* [Your task]: Would you copy the lines below exactly and omit the images?

* [Web page and app entries]:
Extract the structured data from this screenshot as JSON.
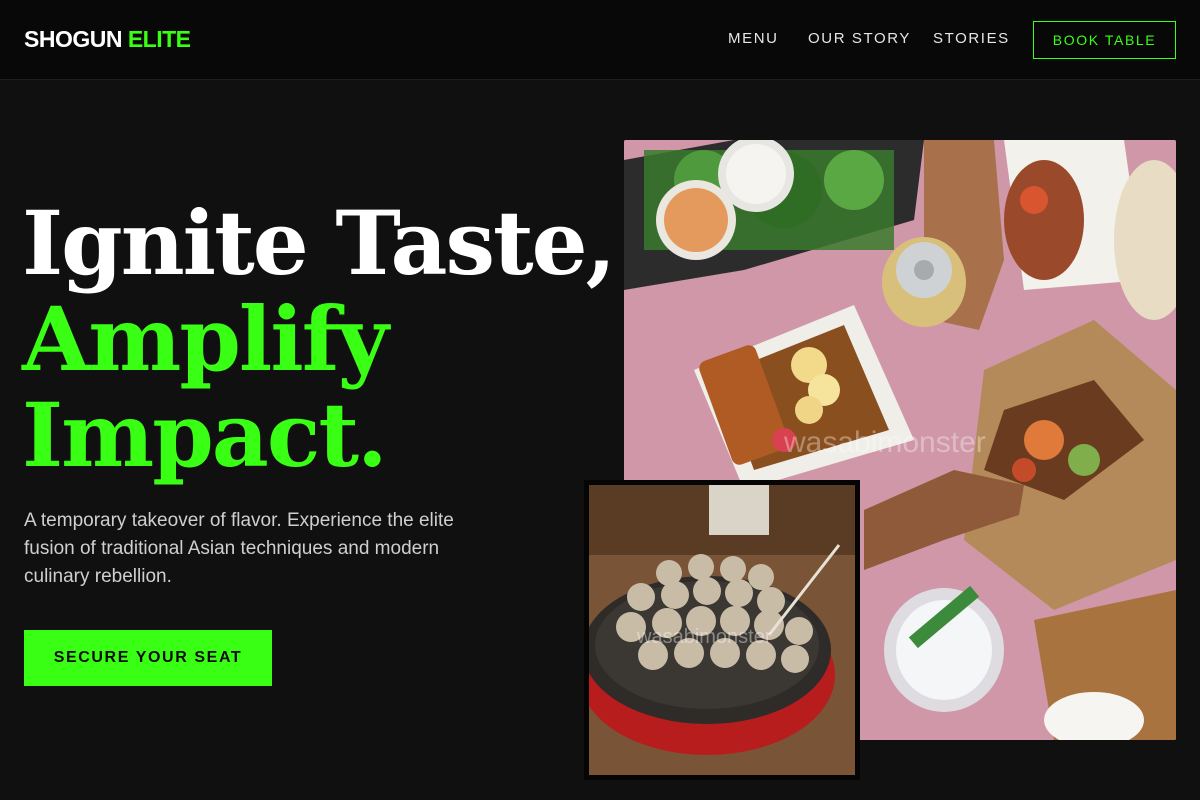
{
  "header": {
    "brand_part1": "SHOGUN",
    "brand_part2": "ELITE",
    "nav": {
      "menu": "MENU",
      "our_story": "OUR STORY",
      "stories": "STORIES"
    },
    "book_button": "BOOK TABLE"
  },
  "hero": {
    "headline_line1": "Ignite Taste,",
    "headline_line2": "Amplify",
    "headline_line3": "Impact.",
    "subtitle": "A temporary takeover of flavor. Experience the elite fusion of traditional Asian techniques and modern culinary rebellion.",
    "cta_button": "SECURE YOUR SEAT"
  },
  "images": {
    "main_watermark": "wasabimonster",
    "inset_watermark": "wasabimonster"
  },
  "colors": {
    "accent": "#39ff14",
    "background": "#101010",
    "header_background": "#080808"
  }
}
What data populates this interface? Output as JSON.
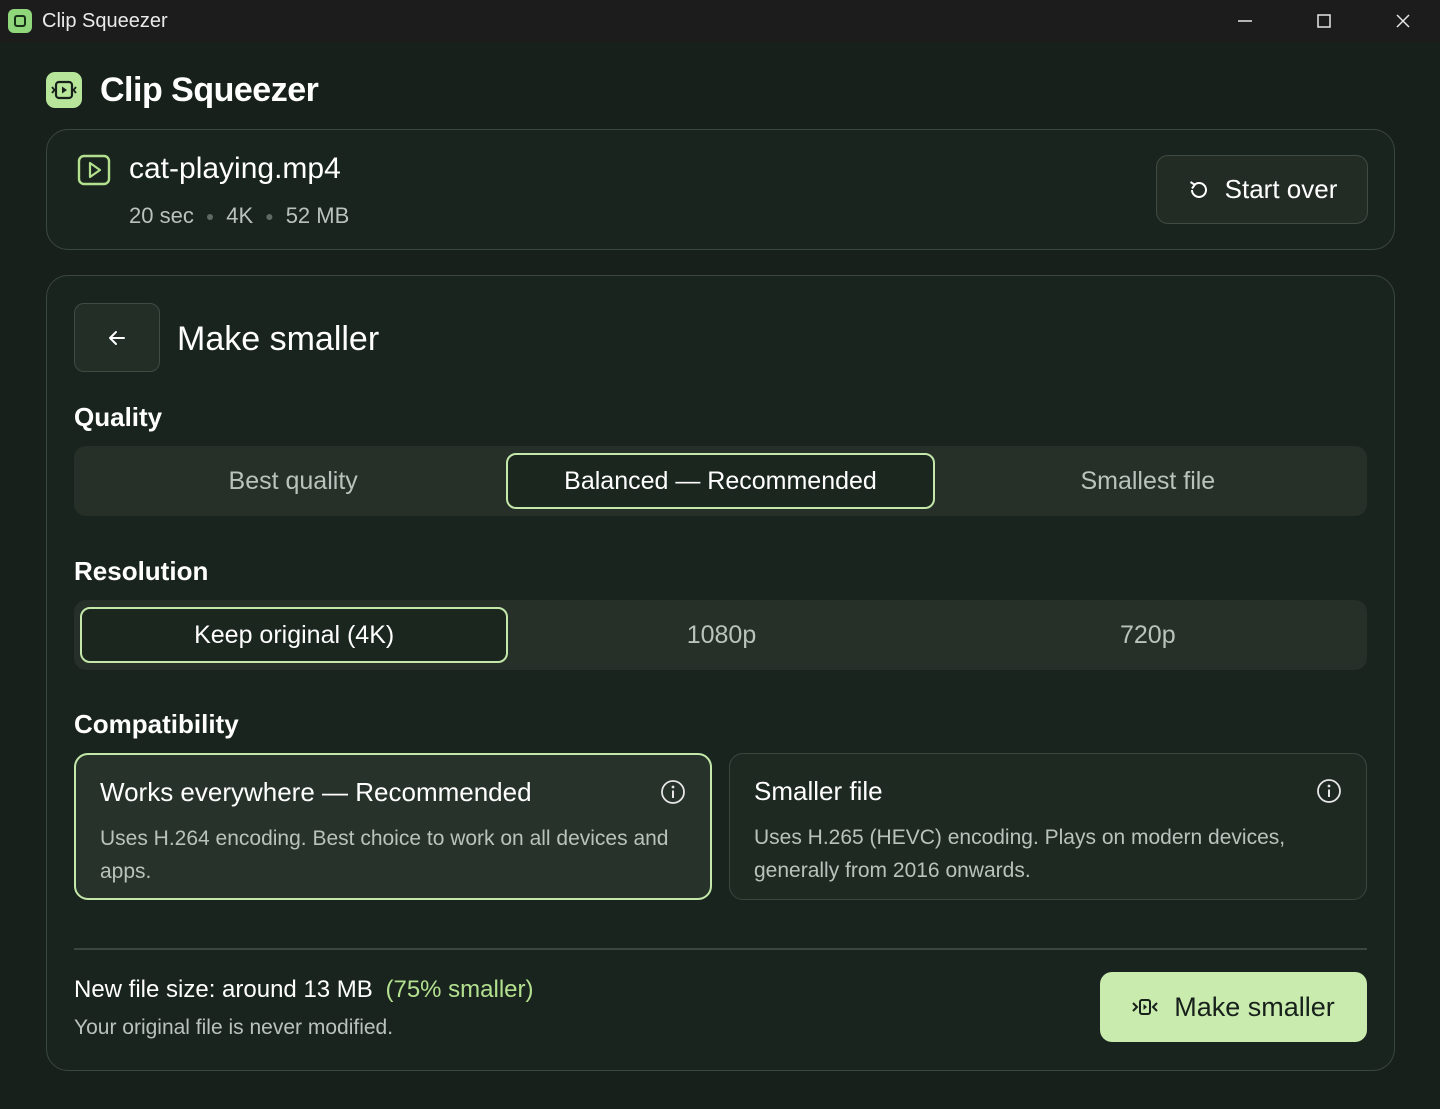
{
  "window": {
    "title": "Clip Squeezer",
    "app_icon": "app-logo-icon",
    "controls": [
      "minimize-icon",
      "maximize-icon",
      "close-icon"
    ]
  },
  "brand": {
    "name": "Clip Squeezer",
    "logo_icon": "app-logo-icon"
  },
  "file": {
    "icon": "video-play-icon",
    "name": "cat-playing.mp4",
    "duration": "20 sec",
    "resolution": "4K",
    "size": "52 MB",
    "start_over_label": "Start over",
    "start_over_icon": "restart-icon"
  },
  "panel": {
    "back_icon": "arrow-left-icon",
    "title": "Make smaller",
    "quality": {
      "label": "Quality",
      "options": [
        "Best quality",
        "Balanced — Recommended",
        "Smallest file"
      ],
      "selected": "Balanced — Recommended"
    },
    "resolution": {
      "label": "Resolution",
      "options": [
        "Keep original (4K)",
        "1080p",
        "720p"
      ],
      "selected": "Keep original (4K)"
    },
    "compatibility": {
      "label": "Compatibility",
      "options": [
        {
          "title": "Works everywhere — Recommended",
          "desc": "Uses H.264 encoding. Best choice to work on all devices and apps.",
          "icon": "info-icon"
        },
        {
          "title": "Smaller file",
          "desc": "Uses H.265 (HEVC) encoding. Plays on modern devices, generally from 2016 onwards.",
          "icon": "info-icon"
        }
      ],
      "selected": "Works everywhere — Recommended"
    },
    "summary": {
      "new_size": "New file size: around 13 MB",
      "reduction": "(75% smaller)",
      "note": "Your original file is never modified."
    },
    "action": {
      "label": "Make smaller",
      "icon": "compress-icon"
    }
  },
  "colors": {
    "background": "#17201b",
    "accent": "#c9ecae",
    "accent_text": "#b3e08f",
    "border": "#3a473f"
  }
}
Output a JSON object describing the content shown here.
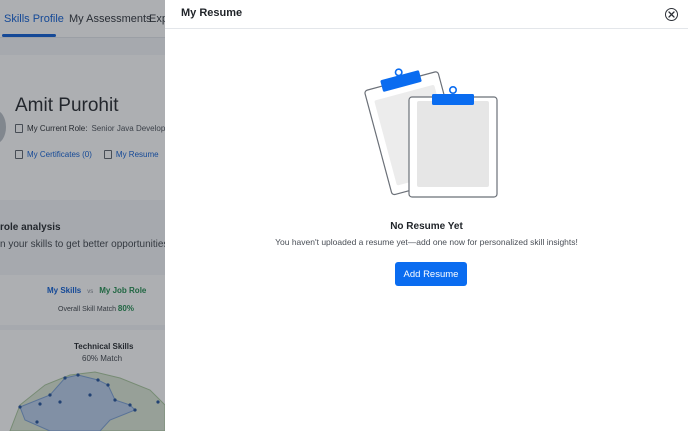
{
  "background": {
    "tabs": [
      {
        "label": "Skills Profile",
        "active": true
      },
      {
        "label": "My Assessments",
        "active": false
      },
      {
        "label": "Expl",
        "active": false
      }
    ],
    "profile": {
      "name": "Amit Purohit",
      "role_label": "My Current Role:",
      "role_value": "Senior Java Developer",
      "certificates_link": "My Certificates (0)",
      "resume_link": "My Resume"
    },
    "role_analysis": {
      "title": "role analysis",
      "subtitle": "n your skills to get better opportunities"
    },
    "comparison": {
      "left_label": "My Skills",
      "vs_label": "vs",
      "right_label": "My Job Role",
      "match_label": "Overall Skill Match",
      "match_value": "80%"
    },
    "technical_skills": {
      "title": "Technical Skills",
      "match": "60% Match"
    }
  },
  "drawer": {
    "title": "My Resume",
    "empty_title": "No Resume Yet",
    "empty_message": "You haven't uploaded a resume yet—add one now for personalized skill insights!",
    "add_button_label": "Add Resume"
  },
  "colors": {
    "accent": "#0a6cf0",
    "link": "#0a5bd3",
    "match_green": "#1c8a4b",
    "overlay": "rgba(40,44,52,0.38)"
  }
}
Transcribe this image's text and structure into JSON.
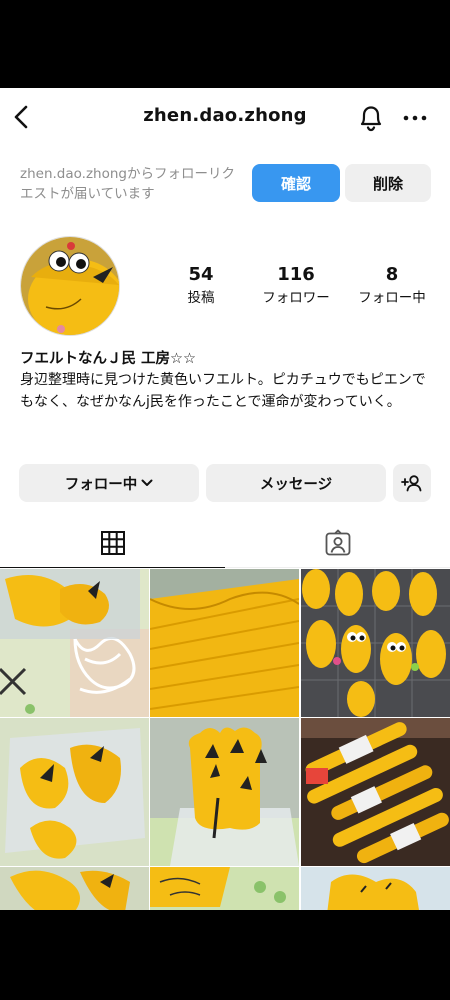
{
  "header": {
    "username": "zhen.dao.zhong",
    "back_icon": "chevron-left-icon",
    "notification_icon": "bell-icon",
    "more_icon": "more-horizontal-icon"
  },
  "follow_request": {
    "text": "zhen.dao.zhongからフォローリクエストが届いています",
    "confirm_label": "確認",
    "delete_label": "削除"
  },
  "profile": {
    "stats": [
      {
        "value": "54",
        "label": "投稿"
      },
      {
        "value": "116",
        "label": "フォロワー"
      },
      {
        "value": "8",
        "label": "フォロー中"
      }
    ],
    "display_name": "フエルトなんＪ民 工房☆☆",
    "bio": "身辺整理時に見つけた黄色いフエルト。ピカチュウでもピエンでもなく、なぜかなんj民を作ったことで運命が変わっていく。"
  },
  "actions": {
    "following_label": "フォロー中",
    "message_label": "メッセージ"
  },
  "tabs": {
    "grid_icon": "grid-icon",
    "tagged_icon": "tagged-person-icon"
  },
  "colors": {
    "accent": "#3897f0",
    "button_bg": "#efefef",
    "felt_yellow": "#f5bd14"
  }
}
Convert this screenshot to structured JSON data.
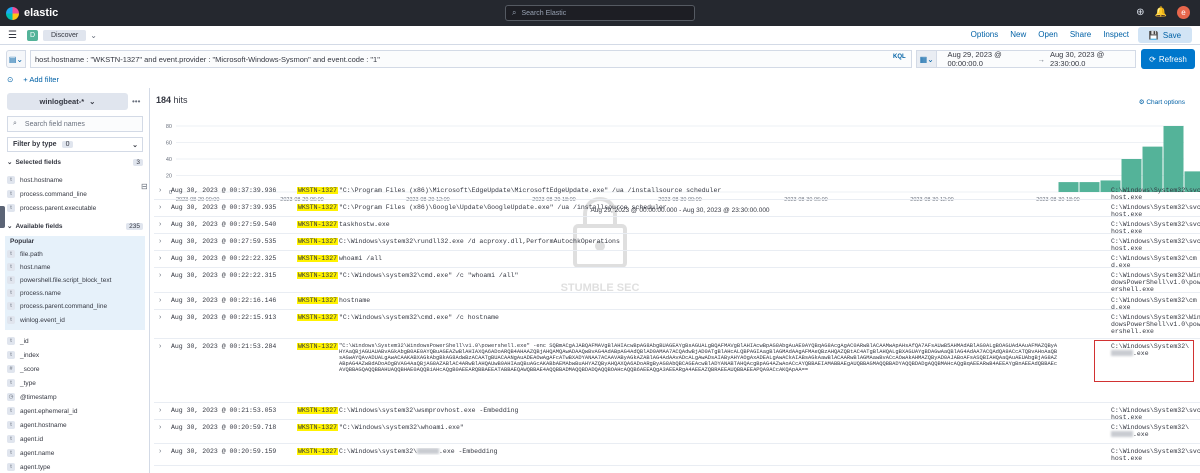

* [Output of the task]:
Extract the structured data from this screenshot as JSON.
{
  "header": {
    "brand_part1": "SHOGUN",
    "brand_part2": "ELITE",
    "nav": {
      "menu": "MENU",
      "our_story": "OUR STORY",
      "stories": "STORIES"
    },
    "book_button": "BOOK TABLE"
  },
  "hero": {
    "headline_line1": "Ignite Taste,",
    "headline_line2": "Amplify",
    "headline_line3": "Impact.",
    "subtitle": "A temporary takeover of flavor. Experience the elite fusion of traditional Asian techniques and modern culinary rebellion.",
    "cta_button": "SECURE YOUR SEAT"
  },
  "images": {
    "main_watermark": "wasabimonster",
    "inset_watermark": "wasabimonster"
  },
  "colors": {
    "accent": "#39ff14",
    "background": "#101010",
    "header_background": "#080808"
  }
}
What data populates this interface? Output as JSON.
{
  "window": {
    "title": "Clip Squeezer",
    "app_icon": "app-logo-icon",
    "controls": [
      "minimize-icon",
      "maximize-icon",
      "close-icon"
    ]
  },
  "brand": {
    "name": "Clip Squeezer",
    "logo_icon": "app-logo-icon"
  },
  "file": {
    "icon": "video-play-icon",
    "name": "cat-playing.mp4",
    "duration": "20 sec",
    "resolution": "4K",
    "size": "52 MB",
    "start_over_label": "Start over",
    "start_over_icon": "restart-icon"
  },
  "panel": {
    "back_icon": "arrow-left-icon",
    "title": "Make smaller",
    "quality": {
      "label": "Quality",
      "options": [
        "Best quality",
        "Balanced — Recommended",
        "Smallest file"
      ],
      "selected": "Balanced — Recommended"
    },
    "resolution": {
      "label": "Resolution",
      "options": [
        "Keep original (4K)",
        "1080p",
        "720p"
      ],
      "selected": "Keep original (4K)"
    },
    "compatibility": {
      "label": "Compatibility",
      "options": [
        {
          "title": "Works everywhere — Recommended",
          "desc": "Uses H.264 encoding. Best choice to work on all devices and apps.",
          "icon": "info-icon"
        },
        {
          "title": "Smaller file",
          "desc": "Uses H.265 (HEVC) encoding. Plays on modern devices, generally from 2016 onwards.",
          "icon": "info-icon"
        }
      ],
      "selected": "Works everywhere — Recommended"
    },
    "summary": {
      "new_size": "New file size: around 13 MB",
      "reduction": "(75% smaller)",
      "note": "Your original file is never modified."
    },
    "action": {
      "label": "Make smaller",
      "icon": "compress-icon"
    }
  },
  "colors": {
    "background": "#17201b",
    "accent": "#c9ecae",
    "accent_text": "#b3e08f",
    "border": "#3a473f"
  }
}
Output a JSON object describing the content shown here.
{
  "background": {
    "tabs": [
      {
        "label": "Skills Profile",
        "active": true
      },
      {
        "label": "My Assessments",
        "active": false
      },
      {
        "label": "Expl",
        "active": false
      }
    ],
    "profile": {
      "name": "Amit Purohit",
      "role_label": "My Current Role:",
      "role_value": "Senior Java Developer",
      "certificates_link": "My Certificates (0)",
      "resume_link": "My Resume"
    },
    "role_analysis": {
      "title": "role analysis",
      "subtitle": "n your skills to get better opportunities"
    },
    "comparison": {
      "left_label": "My Skills",
      "vs_label": "vs",
      "right_label": "My Job Role",
      "match_label": "Overall Skill Match",
      "match_value": "80%"
    },
    "technical_skills": {
      "title": "Technical Skills",
      "match": "60% Match"
    }
  },
  "drawer": {
    "title": "My Resume",
    "empty_title": "No Resume Yet",
    "empty_message": "You haven't uploaded a resume yet—add one now for personalized skill insights!",
    "add_button_label": "Add Resume"
  },
  "colors": {
    "accent": "#0a6cf0",
    "link": "#0a5bd3",
    "match_green": "#1c8a4b",
    "overlay": "rgba(40,44,52,0.38)"
  }
}
Transcribe this image's text and structure into JSON.
{
  "header": {
    "username": "zhen.dao.zhong",
    "back_icon": "chevron-left-icon",
    "notification_icon": "bell-icon",
    "more_icon": "more-horizontal-icon"
  },
  "follow_request": {
    "text": "zhen.dao.zhongからフォローリクエストが届いています",
    "confirm_label": "確認",
    "delete_label": "削除"
  },
  "profile": {
    "stats": [
      {
        "value": "54",
        "label": "投稿"
      },
      {
        "value": "116",
        "label": "フォロワー"
      },
      {
        "value": "8",
        "label": "フォロー中"
      }
    ],
    "display_name": "フエルトなんＪ民 工房☆☆",
    "bio": "身辺整理時に見つけた黄色いフエルト。ピカチュウでもピエンでもなく、なぜかなんj民を作ったことで運命が変わっていく。"
  },
  "actions": {
    "following_label": "フォロー中",
    "message_label": "メッセージ"
  },
  "tabs": {
    "grid_icon": "grid-icon",
    "tagged_icon": "tagged-person-icon"
  },
  "colors": {
    "accent": "#3897f0",
    "button_bg": "#efefef",
    "felt_yellow": "#f5bd14"
  }
}
Convert this screenshot to structured JSON data.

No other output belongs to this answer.